Countries with a coordinated national strategy for rolling out broadband are making significantly faster progress than those taking a more laissez-faire approach to broadband development, according to a new report.
The research, conducted by the International Telecommunication Union (ITU), together with the Broadband Commission for Digital Development and Cisco, indicates that countries with a national broadband plan have fixed broadband penetration some 8.7 percent higher on average than countries without plans.
Once the potential impact of factors like higher average income per capita, market concentration and urbanisation are discounted, countries with plans benefit from fixed broadband penetration on average 2.5 percent higher than countries without plans, according to the report.
In mobile, the impact is almost as significant. Countries with national broadband plans have mobile broadband penetration some 7.4 percent higher on average than countries without plans.
The report also acknowledges the role of market competition in boosting uptake. Broadband penetration in competitive markets is 1.4 percent higher on average for fixed broadband and up to 26.5 percent higher on average for mobile broadband.
"The Broadband Commission's message about the power of broadband to transform each and every economic sector is now gaining global traction," said ITU Secretary-General, Dr Hamadoun I. Toure.
"Governments are realising that broadband networks are not just vital to national competitiveness, but to the delivery of education, healthcare, public utilities like energy and water, environmental management, and a whole host of government services.

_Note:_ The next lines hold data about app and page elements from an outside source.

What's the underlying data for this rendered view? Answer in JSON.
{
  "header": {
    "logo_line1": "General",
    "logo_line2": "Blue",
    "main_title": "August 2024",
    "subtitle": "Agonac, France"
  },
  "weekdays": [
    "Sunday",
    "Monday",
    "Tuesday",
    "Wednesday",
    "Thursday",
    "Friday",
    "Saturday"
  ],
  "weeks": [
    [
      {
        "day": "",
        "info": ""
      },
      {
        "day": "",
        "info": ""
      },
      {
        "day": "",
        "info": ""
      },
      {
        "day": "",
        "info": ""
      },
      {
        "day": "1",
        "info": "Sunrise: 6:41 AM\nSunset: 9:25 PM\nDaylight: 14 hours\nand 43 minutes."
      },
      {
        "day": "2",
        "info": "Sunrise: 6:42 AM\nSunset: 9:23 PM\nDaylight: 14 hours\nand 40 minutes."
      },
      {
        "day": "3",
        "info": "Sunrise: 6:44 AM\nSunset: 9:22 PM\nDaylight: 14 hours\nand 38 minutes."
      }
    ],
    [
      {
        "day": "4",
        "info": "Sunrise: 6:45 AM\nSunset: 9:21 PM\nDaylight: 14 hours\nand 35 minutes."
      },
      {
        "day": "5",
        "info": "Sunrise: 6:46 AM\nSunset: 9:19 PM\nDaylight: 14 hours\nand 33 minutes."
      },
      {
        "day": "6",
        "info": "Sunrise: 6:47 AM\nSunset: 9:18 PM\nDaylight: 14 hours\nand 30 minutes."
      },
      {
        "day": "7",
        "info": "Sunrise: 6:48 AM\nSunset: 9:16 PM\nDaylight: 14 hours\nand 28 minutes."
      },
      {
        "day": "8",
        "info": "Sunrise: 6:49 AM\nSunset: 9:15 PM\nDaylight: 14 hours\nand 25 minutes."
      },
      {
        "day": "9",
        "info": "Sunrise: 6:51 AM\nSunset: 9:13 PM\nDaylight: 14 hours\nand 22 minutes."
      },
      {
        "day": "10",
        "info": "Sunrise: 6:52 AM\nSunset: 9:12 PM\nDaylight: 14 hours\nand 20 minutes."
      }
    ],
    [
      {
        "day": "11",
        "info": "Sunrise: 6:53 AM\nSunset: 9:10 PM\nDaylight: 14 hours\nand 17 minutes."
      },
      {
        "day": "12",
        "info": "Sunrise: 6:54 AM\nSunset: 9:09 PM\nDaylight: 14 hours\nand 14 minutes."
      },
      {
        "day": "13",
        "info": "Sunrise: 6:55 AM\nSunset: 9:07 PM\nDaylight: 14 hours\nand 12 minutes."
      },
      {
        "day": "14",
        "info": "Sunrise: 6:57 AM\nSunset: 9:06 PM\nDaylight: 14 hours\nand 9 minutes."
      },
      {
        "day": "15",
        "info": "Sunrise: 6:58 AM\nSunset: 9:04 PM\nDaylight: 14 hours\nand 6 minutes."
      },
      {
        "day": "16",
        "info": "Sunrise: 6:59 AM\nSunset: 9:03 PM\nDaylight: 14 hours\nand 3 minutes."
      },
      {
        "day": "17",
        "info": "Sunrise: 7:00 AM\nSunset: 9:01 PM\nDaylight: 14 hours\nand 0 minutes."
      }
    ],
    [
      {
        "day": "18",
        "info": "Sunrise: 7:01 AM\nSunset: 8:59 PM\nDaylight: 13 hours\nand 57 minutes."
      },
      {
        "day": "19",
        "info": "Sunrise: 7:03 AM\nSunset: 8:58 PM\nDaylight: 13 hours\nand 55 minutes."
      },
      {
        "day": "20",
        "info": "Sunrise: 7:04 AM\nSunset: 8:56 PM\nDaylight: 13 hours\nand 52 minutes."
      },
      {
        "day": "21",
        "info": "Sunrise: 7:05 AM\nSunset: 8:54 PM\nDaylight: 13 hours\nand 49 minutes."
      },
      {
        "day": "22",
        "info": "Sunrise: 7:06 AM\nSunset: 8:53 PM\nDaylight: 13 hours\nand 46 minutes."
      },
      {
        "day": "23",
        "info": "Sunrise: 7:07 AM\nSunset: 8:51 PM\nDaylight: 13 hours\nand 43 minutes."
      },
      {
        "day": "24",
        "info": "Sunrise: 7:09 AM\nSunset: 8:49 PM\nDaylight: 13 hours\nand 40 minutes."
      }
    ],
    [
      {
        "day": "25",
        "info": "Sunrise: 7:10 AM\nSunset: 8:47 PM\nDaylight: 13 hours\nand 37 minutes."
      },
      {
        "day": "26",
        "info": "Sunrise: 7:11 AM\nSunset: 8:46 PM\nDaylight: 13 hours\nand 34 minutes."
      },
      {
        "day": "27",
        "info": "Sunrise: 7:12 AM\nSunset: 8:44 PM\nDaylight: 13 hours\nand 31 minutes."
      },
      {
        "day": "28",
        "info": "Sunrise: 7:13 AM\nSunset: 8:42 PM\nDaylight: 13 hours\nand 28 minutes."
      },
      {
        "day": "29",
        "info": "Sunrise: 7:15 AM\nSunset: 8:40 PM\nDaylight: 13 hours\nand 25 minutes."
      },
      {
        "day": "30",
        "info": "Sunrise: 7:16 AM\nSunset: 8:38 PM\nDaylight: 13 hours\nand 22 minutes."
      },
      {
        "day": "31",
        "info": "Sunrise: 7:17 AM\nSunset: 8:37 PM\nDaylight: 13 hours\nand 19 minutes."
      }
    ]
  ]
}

"Broadband is the key enabler not just of human interaction, but of the machine-to-machine communications systems that will underpin tomorrow's world."
The report states that there are currently 134 national broadband plans in force. Plans may take the form of legislation, policy frameworks, government strategy or regulations, but all share a common emphasis on the vital role of broadband in underpinning national competitiveness.
The full economic and social benefits are most likely to be realised where there is strong partnership between government and industry, and where governments engage in a consultative, participatory approach to policy in conjunction with key stakeholders, the report says.
"The role of policy is to set a vision for broadband development and ensure a level playing field which then allows for the best ideas to prosper," said Dr Robert Pepper, Vice President of Global Technology Policy for Cisco.
Last week the UK government announced plans to invest £250 million to extend superfast broadband provision from current coverage plans, in the hope that 95 per cent of UK premises will have access to superfast broadband by 2017.